Jackson Morgan Nettles was born in January of 1877 in Nassau County Florida
and died in February of 1937 in Charlton County Georgia. He was 60 years old. Family Tradition has it that he is buried at
Pigeon Creek Cemetery with his other Nettles ancestors, but there is no tombstone to mark his grave.
Janie Dixon- There is not much information known at this time about Janie
Dixon except that she was born in June of 1878. Like her husband Jackson,
Janie is supposed to be buried at Pigeon Creek Cemetery in an unmarked grave.
Jackson Nettles & Janie Dixon had the following children:
1). Mary E. Nettles - born Aug. 1899
2). William Nettles - born about 1907 and died March 1937

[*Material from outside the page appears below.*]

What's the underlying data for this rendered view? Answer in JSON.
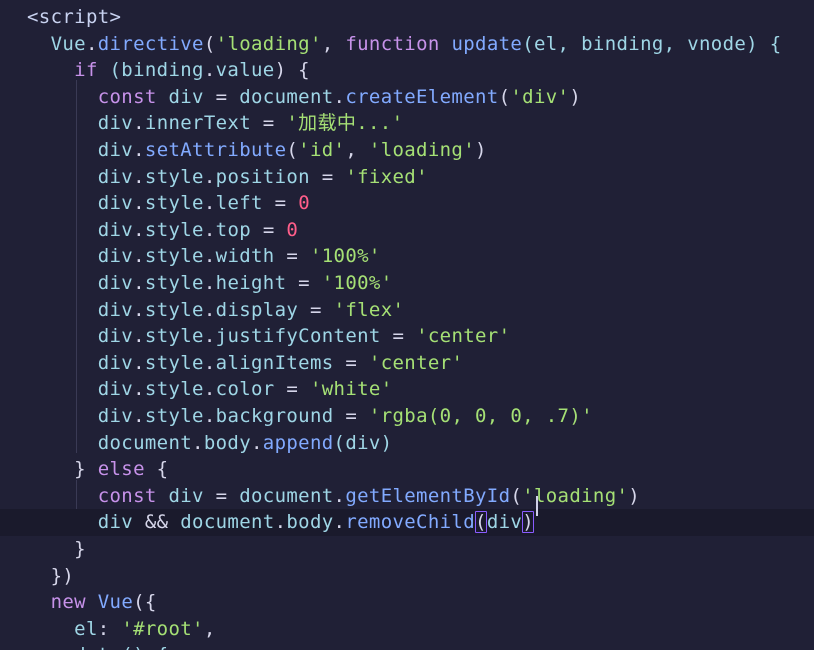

3). George Morgan Nettles - born June 22, 1908/died: Feb. 23,
1968. Married to his 2nd cousin: Hazel Elizabeth Nettles
4). Ada Nettles - No information at this time
Charlton County Herald
March 26, 1937
WILLIAM NETTLES, WELL KNOWN YOUNG MAN, VICTIM OF SUICIDE - William Nettles, about 30 years old, well
known young man who resided at the Hugh McClain place, committed suicide at his home there about 9 o'clock Monday morning.
He died about one hour after he had shot himself beneath the heart with a single barrel shotgun.
Young Nettles is said to have retained consciousness until just shortly before he died, and made a statement
to members of his family, giving reasons for this act. He is said to have been very despondent the past several days, probably
having been brought about by excessive drinking and by worry over the recent mysterious disappearance of his father, Jackson
Nettles, who disappeared from home about 5 weeks ago, and has not been seen or heard from since.
The mystery surrounding the disappearance of his father is said to have weighed heavily upon the young man's
mind, which probably caused his excessive drinking and consequent despondency. He is survived by his wife and one child, as
well as several brothers and sisters and other relatives.
Charlton Co. Herald
October 29, 1937
SKELTON FOUND NEAR SWAMP IDENTIFIED AS THE BODY OF JACKSON NETTLES- The skeleton of a man who had
evidently been dead for several months was found late Saturday afternoon by Harry Petty, in the woods near the canal entrance
to the Okefenokee Swamp, at a place known as Clay Hole Point.
Authorities were immediately notified, and an investigation was launched to determine the identity of the
dead man. Judge W.E. Banks, acting as coroner, empanelled a jury Monday morning, and after all the available evidence and
information had been submitted, a verdict was rendered that the skeleton was the remains of Jackson Nettles, about 60 years
old, who disappeared from his home in the Corn House Creek community last February, and has not been seen or heard from since.
Practically all the clothing had been destroyed, only a belt, hat and shoes being intact, in fact, part
of the skeleton was missing. Sufficient evidence was available to make certain that it was the remains of Mr. Nettles who
was ill at the time he left home and evidently became lost in the woods.